Reduced Sugar Oatmeal. This is the Apple Cinnamon kind, and the Maple Brown Sugar is also very good. We used to buy this all the time when Michael was first diagnosed with Type One and had eaten oatmeal for breakfast everyday prior to diagnosis. Same ol' story for me-- since this is single serving bags, it is technically processed and my blood sugar doesn't really behave after eating it. I've even tried eating legit real oatmeal, but my blood sugar still acts a fool. So, oatmeal is also something I no longer bother to eat while pregnant.
Omelet and a peach. The carbs here come from the peach. And again, this is probably a Saturday morning breakfast because on the weekdays, we have no time for omelets. :)
This was a recent day when Aaron had to be out the door super early for work and I had to fend for myself. Instead of having two pieces of toast, with little protein, I opted for one piece of toast spread with peanut butter, and one cup of Fairlife chocolate milk. Whatever the manufacturers of Fairlife do to make their milk have a fantastic protein-to-carb ratio, I wish they'd disseminate across the board to all other milk factories.
We've reached the lunch category. Now, I did not take nearly enough pictures of lunch options. In fact, I think the lunches shown have the same side dish from a prior evening's dinner. Most days for lunch, I'm taking leftovers of what we've eaten the night before, or I'm taking a turkey sandwich (made with the reduced calorie bread) and a side salad.
Lean Cuisine Garlic Chicken Spring Rolls, and leftover yellow summer squash.
Leftover baked chicken and squash. On this day, I probably had a piece of fruit to act as the carbs with lunch since baked chicken and squash are nearly too low-carb in and of themselves for pregnancy. The baby needs carbs for energy, and I have a minimum amount of carbs that I need to eat at each meal in order to make sure Avery gets the carbs she needs to grow.
Once I was diagnosed this time around, my mom brought over a snack-tray filled with low-carb foods. I enjoyed picking snacks off of this tray for a few days. (Please ignore the marshmallow on the counter. One of my boys was setting it there for a second snack). :)

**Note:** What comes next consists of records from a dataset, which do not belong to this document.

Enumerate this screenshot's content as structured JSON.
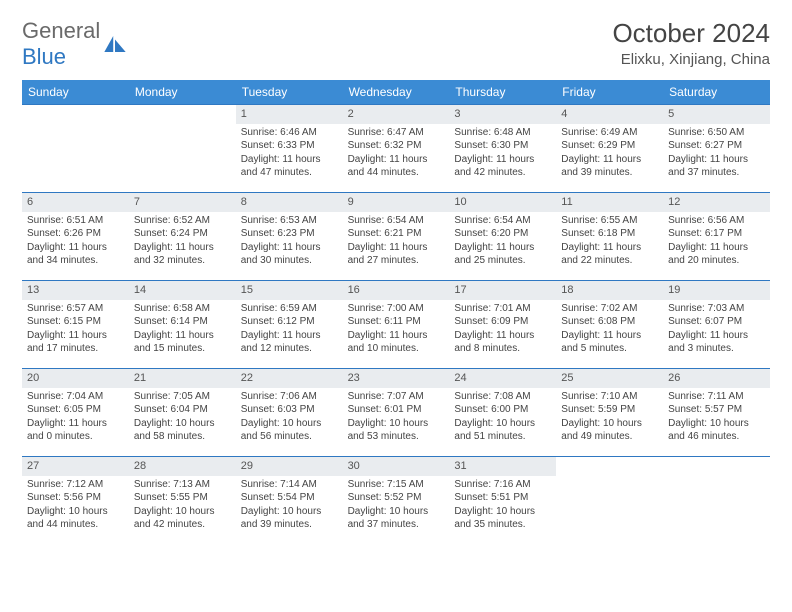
{
  "brand": {
    "part1": "General",
    "part2": "Blue"
  },
  "title": "October 2024",
  "location": "Elixku, Xinjiang, China",
  "dayNames": [
    "Sunday",
    "Monday",
    "Tuesday",
    "Wednesday",
    "Thursday",
    "Friday",
    "Saturday"
  ],
  "startOffset": 2,
  "days": [
    {
      "n": 1,
      "sunrise": "6:46 AM",
      "sunset": "6:33 PM",
      "daylight": "11 hours and 47 minutes."
    },
    {
      "n": 2,
      "sunrise": "6:47 AM",
      "sunset": "6:32 PM",
      "daylight": "11 hours and 44 minutes."
    },
    {
      "n": 3,
      "sunrise": "6:48 AM",
      "sunset": "6:30 PM",
      "daylight": "11 hours and 42 minutes."
    },
    {
      "n": 4,
      "sunrise": "6:49 AM",
      "sunset": "6:29 PM",
      "daylight": "11 hours and 39 minutes."
    },
    {
      "n": 5,
      "sunrise": "6:50 AM",
      "sunset": "6:27 PM",
      "daylight": "11 hours and 37 minutes."
    },
    {
      "n": 6,
      "sunrise": "6:51 AM",
      "sunset": "6:26 PM",
      "daylight": "11 hours and 34 minutes."
    },
    {
      "n": 7,
      "sunrise": "6:52 AM",
      "sunset": "6:24 PM",
      "daylight": "11 hours and 32 minutes."
    },
    {
      "n": 8,
      "sunrise": "6:53 AM",
      "sunset": "6:23 PM",
      "daylight": "11 hours and 30 minutes."
    },
    {
      "n": 9,
      "sunrise": "6:54 AM",
      "sunset": "6:21 PM",
      "daylight": "11 hours and 27 minutes."
    },
    {
      "n": 10,
      "sunrise": "6:54 AM",
      "sunset": "6:20 PM",
      "daylight": "11 hours and 25 minutes."
    },
    {
      "n": 11,
      "sunrise": "6:55 AM",
      "sunset": "6:18 PM",
      "daylight": "11 hours and 22 minutes."
    },
    {
      "n": 12,
      "sunrise": "6:56 AM",
      "sunset": "6:17 PM",
      "daylight": "11 hours and 20 minutes."
    },
    {
      "n": 13,
      "sunrise": "6:57 AM",
      "sunset": "6:15 PM",
      "daylight": "11 hours and 17 minutes."
    },
    {
      "n": 14,
      "sunrise": "6:58 AM",
      "sunset": "6:14 PM",
      "daylight": "11 hours and 15 minutes."
    },
    {
      "n": 15,
      "sunrise": "6:59 AM",
      "sunset": "6:12 PM",
      "daylight": "11 hours and 12 minutes."
    },
    {
      "n": 16,
      "sunrise": "7:00 AM",
      "sunset": "6:11 PM",
      "daylight": "11 hours and 10 minutes."
    },
    {
      "n": 17,
      "sunrise": "7:01 AM",
      "sunset": "6:09 PM",
      "daylight": "11 hours and 8 minutes."
    },
    {
      "n": 18,
      "sunrise": "7:02 AM",
      "sunset": "6:08 PM",
      "daylight": "11 hours and 5 minutes."
    },
    {
      "n": 19,
      "sunrise": "7:03 AM",
      "sunset": "6:07 PM",
      "daylight": "11 hours and 3 minutes."
    },
    {
      "n": 20,
      "sunrise": "7:04 AM",
      "sunset": "6:05 PM",
      "daylight": "11 hours and 0 minutes."
    },
    {
      "n": 21,
      "sunrise": "7:05 AM",
      "sunset": "6:04 PM",
      "daylight": "10 hours and 58 minutes."
    },
    {
      "n": 22,
      "sunrise": "7:06 AM",
      "sunset": "6:03 PM",
      "daylight": "10 hours and 56 minutes."
    },
    {
      "n": 23,
      "sunrise": "7:07 AM",
      "sunset": "6:01 PM",
      "daylight": "10 hours and 53 minutes."
    },
    {
      "n": 24,
      "sunrise": "7:08 AM",
      "sunset": "6:00 PM",
      "daylight": "10 hours and 51 minutes."
    },
    {
      "n": 25,
      "sunrise": "7:10 AM",
      "sunset": "5:59 PM",
      "daylight": "10 hours and 49 minutes."
    },
    {
      "n": 26,
      "sunrise": "7:11 AM",
      "sunset": "5:57 PM",
      "daylight": "10 hours and 46 minutes."
    },
    {
      "n": 27,
      "sunrise": "7:12 AM",
      "sunset": "5:56 PM",
      "daylight": "10 hours and 44 minutes."
    },
    {
      "n": 28,
      "sunrise": "7:13 AM",
      "sunset": "5:55 PM",
      "daylight": "10 hours and 42 minutes."
    },
    {
      "n": 29,
      "sunrise": "7:14 AM",
      "sunset": "5:54 PM",
      "daylight": "10 hours and 39 minutes."
    },
    {
      "n": 30,
      "sunrise": "7:15 AM",
      "sunset": "5:52 PM",
      "daylight": "10 hours and 37 minutes."
    },
    {
      "n": 31,
      "sunrise": "7:16 AM",
      "sunset": "5:51 PM",
      "daylight": "10 hours and 35 minutes."
    }
  ],
  "labels": {
    "sunrise": "Sunrise:",
    "sunset": "Sunset:",
    "daylight": "Daylight:"
  }
}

Each day, I'd choose a couple of things off of this tray. Below is showing a completely no-carb snack. This could be paired with a cup of milk to add in some carbs.
This is one of my favorite snacks. Apple slices with peanut butter, and a cheese stick on the side.
This picture is not good quality, but it's carrots and hummus. Carrots are very low carb and measured out hummus is a good carb to add in.
On evenings when my blood sugar is not cooperating, I sometimes do go the "no carb" route. Some pepperoni slices and a string cheese are a no-carb combo.
Air popped popcorn is a great snack! Three cups equals about 15g of carb, which is a good amount for a snack. I obviously don't eat the whole bowl-full, but three cups is definitely a pretty big portion and can fill me up quickly.
Skinny Pop Kettle Corn. This stuff is so good!!! Now, the serving size is around two cups, but I forgot to take a picture until my bag was over half-empty. The sweet/salty combination is a definite favorite.
This is what I call a "fake shake." One cup of Fairlife chocolate milk, and a sprinkling of peanut butter powder combined in a Blender Bottle and frozen for just about ten minutes. The milk gets frothy and a bit thicker in the freezer, and I can trick myself into thinking it's as good as a peanut butter milkshake!
If I'm tired of ice water, I will squirt some Crystal Light flavoring into my cup. My boys like this too and like to pretend they're making and selling different kinds of juice.
One of the best things I've found to bring up a low blood sugar in Michael and in myself are Smarties. My car is now stocked with these just in case I ever feel a low coming on while driving.
I hope I've covered enough ground here to satisfy myself in a few months when I'm back on the "eating right" train after Avery arrives. :)
Until Next Time,
Much Love, Reba